■ **Work item**
Only the lines that include "sketch" should be copied from the data below.

■ **Input data**

☆ ☆ ☆ ☆ ☆

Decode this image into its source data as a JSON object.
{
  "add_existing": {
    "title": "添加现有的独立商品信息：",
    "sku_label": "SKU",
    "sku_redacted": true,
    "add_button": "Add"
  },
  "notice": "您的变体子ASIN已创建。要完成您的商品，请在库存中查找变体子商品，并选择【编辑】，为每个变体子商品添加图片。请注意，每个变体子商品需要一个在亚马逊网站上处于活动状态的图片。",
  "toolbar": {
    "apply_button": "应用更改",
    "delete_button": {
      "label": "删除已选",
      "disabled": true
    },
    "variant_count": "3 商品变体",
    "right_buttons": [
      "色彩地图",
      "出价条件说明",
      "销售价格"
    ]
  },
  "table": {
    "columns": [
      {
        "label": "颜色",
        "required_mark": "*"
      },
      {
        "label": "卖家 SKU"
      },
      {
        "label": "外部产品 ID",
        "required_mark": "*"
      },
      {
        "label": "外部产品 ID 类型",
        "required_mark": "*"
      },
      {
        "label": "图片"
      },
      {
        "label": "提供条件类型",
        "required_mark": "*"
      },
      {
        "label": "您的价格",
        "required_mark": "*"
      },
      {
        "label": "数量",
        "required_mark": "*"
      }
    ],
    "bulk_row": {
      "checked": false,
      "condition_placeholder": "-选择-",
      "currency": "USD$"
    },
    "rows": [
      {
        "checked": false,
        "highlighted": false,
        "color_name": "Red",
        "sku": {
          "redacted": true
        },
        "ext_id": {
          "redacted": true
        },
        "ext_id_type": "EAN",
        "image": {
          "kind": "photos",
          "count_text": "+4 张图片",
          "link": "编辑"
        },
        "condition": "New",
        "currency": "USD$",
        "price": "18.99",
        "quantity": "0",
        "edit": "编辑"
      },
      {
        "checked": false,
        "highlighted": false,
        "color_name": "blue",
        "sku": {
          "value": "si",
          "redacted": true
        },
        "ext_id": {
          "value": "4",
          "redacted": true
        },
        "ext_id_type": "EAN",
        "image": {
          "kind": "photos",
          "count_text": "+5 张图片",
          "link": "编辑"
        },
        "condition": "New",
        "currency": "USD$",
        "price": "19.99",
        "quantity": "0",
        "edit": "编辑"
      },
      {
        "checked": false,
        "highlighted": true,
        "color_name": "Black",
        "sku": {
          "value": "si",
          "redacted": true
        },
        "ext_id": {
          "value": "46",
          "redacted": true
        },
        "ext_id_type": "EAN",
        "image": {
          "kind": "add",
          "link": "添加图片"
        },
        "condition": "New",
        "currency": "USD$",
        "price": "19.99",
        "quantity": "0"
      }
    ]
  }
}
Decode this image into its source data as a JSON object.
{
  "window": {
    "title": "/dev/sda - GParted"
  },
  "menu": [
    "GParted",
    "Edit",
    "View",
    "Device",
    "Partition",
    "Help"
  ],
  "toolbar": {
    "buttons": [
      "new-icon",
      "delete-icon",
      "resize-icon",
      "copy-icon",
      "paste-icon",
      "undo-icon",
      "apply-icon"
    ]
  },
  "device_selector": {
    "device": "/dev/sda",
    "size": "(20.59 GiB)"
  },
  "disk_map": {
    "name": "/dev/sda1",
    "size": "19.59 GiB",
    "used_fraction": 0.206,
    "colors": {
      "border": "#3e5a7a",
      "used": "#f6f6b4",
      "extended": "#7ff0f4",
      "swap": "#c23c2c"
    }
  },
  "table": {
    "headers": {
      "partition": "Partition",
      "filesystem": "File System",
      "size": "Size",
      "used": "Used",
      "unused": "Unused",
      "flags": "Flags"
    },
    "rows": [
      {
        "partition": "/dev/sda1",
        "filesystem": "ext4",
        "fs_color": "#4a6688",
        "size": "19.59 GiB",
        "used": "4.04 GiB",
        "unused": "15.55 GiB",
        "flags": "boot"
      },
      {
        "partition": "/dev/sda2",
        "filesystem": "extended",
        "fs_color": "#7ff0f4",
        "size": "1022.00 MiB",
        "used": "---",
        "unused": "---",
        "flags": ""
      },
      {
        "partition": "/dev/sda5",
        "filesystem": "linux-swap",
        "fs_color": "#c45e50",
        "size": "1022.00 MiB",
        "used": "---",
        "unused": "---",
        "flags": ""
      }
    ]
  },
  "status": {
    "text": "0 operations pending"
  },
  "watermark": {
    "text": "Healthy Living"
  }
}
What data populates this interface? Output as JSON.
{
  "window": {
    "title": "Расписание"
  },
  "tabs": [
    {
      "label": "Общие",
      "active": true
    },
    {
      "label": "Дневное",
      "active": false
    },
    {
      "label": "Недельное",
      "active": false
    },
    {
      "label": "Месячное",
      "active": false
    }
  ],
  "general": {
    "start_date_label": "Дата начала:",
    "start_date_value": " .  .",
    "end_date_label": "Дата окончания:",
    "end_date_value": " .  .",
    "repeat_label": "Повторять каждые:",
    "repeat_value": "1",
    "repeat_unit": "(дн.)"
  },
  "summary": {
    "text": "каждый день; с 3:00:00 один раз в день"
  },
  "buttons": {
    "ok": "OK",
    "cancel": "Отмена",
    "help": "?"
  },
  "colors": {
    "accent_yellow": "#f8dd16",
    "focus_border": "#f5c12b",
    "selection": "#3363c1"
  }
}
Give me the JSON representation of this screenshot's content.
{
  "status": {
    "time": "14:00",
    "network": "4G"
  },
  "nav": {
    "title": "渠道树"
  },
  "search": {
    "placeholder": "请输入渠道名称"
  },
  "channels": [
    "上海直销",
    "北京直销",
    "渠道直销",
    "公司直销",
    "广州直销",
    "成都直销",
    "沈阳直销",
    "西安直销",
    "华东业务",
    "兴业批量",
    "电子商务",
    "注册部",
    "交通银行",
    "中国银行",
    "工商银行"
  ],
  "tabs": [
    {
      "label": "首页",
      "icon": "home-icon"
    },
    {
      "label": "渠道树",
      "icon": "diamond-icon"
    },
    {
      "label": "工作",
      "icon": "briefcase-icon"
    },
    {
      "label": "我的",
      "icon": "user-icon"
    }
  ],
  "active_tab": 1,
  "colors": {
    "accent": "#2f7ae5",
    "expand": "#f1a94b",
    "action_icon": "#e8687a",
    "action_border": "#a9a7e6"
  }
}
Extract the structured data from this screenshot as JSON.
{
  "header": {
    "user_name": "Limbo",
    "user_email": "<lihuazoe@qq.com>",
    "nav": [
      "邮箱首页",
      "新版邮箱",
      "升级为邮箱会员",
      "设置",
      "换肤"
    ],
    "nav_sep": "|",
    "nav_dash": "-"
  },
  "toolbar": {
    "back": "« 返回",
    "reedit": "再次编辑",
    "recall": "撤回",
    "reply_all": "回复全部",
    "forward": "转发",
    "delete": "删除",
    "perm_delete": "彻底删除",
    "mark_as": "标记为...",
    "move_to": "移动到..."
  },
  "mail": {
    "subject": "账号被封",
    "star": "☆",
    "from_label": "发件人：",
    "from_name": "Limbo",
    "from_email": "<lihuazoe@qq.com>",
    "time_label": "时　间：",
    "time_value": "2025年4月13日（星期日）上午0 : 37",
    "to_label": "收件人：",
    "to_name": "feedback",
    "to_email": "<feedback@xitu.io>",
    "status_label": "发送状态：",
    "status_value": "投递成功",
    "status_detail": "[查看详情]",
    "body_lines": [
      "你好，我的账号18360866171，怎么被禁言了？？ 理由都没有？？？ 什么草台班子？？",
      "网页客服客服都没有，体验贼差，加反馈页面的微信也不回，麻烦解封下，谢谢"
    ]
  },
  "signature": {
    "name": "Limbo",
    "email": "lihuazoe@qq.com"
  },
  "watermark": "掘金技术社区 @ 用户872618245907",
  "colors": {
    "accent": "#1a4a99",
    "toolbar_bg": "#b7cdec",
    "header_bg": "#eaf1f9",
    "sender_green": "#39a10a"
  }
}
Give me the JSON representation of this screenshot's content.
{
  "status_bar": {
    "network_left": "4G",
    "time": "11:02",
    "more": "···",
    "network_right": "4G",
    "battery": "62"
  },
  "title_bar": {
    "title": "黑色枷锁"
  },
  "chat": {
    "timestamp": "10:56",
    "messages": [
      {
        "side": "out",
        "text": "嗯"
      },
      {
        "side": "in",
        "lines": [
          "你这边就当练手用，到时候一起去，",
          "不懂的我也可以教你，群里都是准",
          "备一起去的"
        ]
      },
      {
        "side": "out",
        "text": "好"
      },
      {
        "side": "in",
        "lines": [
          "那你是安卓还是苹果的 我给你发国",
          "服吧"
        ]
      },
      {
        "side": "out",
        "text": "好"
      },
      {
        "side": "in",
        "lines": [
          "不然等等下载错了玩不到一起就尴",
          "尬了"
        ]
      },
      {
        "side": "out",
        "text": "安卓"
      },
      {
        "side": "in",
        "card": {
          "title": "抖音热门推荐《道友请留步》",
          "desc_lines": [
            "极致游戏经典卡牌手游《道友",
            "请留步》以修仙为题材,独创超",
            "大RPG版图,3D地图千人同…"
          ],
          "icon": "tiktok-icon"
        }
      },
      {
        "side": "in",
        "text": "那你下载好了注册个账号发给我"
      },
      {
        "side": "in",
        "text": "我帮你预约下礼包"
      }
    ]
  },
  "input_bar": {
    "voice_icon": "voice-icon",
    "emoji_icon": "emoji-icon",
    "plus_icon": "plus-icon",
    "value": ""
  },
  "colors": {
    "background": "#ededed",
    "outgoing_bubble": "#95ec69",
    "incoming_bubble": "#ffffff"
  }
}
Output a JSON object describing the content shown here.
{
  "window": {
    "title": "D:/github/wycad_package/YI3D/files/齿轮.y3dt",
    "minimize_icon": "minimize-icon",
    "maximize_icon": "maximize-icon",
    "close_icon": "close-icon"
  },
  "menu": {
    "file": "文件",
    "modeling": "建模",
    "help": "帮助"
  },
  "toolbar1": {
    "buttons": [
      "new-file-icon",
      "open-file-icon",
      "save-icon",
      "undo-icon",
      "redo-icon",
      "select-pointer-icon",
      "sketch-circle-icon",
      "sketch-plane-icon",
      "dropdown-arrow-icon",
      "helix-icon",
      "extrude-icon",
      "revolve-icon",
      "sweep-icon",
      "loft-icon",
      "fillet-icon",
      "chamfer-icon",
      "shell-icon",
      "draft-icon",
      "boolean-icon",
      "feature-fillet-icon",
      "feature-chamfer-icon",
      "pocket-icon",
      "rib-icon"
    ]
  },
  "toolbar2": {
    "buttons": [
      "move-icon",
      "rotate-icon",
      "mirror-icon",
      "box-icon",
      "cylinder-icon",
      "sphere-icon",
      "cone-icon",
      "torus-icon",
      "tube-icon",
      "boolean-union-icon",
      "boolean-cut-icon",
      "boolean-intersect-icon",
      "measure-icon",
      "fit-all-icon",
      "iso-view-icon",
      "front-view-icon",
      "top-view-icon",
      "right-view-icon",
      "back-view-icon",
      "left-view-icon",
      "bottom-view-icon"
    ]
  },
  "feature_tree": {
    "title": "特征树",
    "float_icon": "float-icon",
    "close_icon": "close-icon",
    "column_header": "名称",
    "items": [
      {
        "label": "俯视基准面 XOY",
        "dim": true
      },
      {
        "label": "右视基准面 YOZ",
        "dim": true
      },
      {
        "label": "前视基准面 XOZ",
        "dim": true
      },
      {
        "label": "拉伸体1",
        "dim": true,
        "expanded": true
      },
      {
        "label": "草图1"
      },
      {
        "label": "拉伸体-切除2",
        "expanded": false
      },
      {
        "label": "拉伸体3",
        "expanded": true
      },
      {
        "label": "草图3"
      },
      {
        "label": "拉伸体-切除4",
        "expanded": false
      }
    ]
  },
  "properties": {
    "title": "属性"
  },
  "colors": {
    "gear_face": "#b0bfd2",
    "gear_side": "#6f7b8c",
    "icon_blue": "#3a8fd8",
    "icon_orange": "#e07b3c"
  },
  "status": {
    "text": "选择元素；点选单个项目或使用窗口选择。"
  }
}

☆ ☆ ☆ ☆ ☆

■ **Output**
      "sketch-circle-icon",
      "sketch-plane-icon",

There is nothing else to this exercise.